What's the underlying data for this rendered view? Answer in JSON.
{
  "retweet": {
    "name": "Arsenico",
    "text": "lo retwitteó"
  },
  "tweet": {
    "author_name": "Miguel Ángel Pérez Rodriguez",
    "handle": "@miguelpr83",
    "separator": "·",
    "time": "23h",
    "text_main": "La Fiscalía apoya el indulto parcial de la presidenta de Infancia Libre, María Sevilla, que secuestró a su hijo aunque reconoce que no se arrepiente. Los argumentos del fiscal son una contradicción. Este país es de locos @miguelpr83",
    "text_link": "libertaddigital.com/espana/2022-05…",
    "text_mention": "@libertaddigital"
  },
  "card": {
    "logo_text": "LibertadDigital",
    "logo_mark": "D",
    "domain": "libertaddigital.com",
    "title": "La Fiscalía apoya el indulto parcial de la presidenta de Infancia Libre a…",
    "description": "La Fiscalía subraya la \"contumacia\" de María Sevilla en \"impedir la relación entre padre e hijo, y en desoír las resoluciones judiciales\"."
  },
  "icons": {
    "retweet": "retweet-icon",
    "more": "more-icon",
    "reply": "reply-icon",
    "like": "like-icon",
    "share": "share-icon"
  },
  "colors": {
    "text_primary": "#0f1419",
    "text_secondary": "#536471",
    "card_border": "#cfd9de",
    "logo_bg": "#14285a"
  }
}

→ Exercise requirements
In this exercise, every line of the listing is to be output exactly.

→ Solution
What's the underlying data for this rendered view? Answer in JSON.
{
  "retweet": {
    "name": "Arsenico",
    "text": "lo retwitteó"
  },
  "tweet": {
    "author_name": "Miguel Ángel Pérez Rodriguez",
    "handle": "@miguelpr83",
    "separator": "·",
    "time": "23h",
    "text_main": "La Fiscalía apoya el indulto parcial de la presidenta de Infancia Libre, María Sevilla, que secuestró a su hijo aunque reconoce que no se arrepiente. Los argumentos del fiscal son una contradicción. Este país es de locos @miguelpr83",
    "text_link": "libertaddigital.com/espana/2022-05…",
    "text_mention": "@libertaddigital"
  },
  "card": {
    "logo_text": "LibertadDigital",
    "logo_mark": "D",
    "domain": "libertaddigital.com",
    "title": "La Fiscalía apoya el indulto parcial de la presidenta de Infancia Libre a…",
    "description": "La Fiscalía subraya la \"contumacia\" de María Sevilla en \"impedir la relación entre padre e hijo, y en desoír las resoluciones judiciales\"."
  },
  "icons": {
    "retweet": "retweet-icon",
    "more": "more-icon",
    "reply": "reply-icon",
    "like": "like-icon",
    "share": "share-icon"
  },
  "colors": {
    "text_primary": "#0f1419",
    "text_secondary": "#536471",
    "card_border": "#cfd9de",
    "logo_bg": "#14285a"
  }
}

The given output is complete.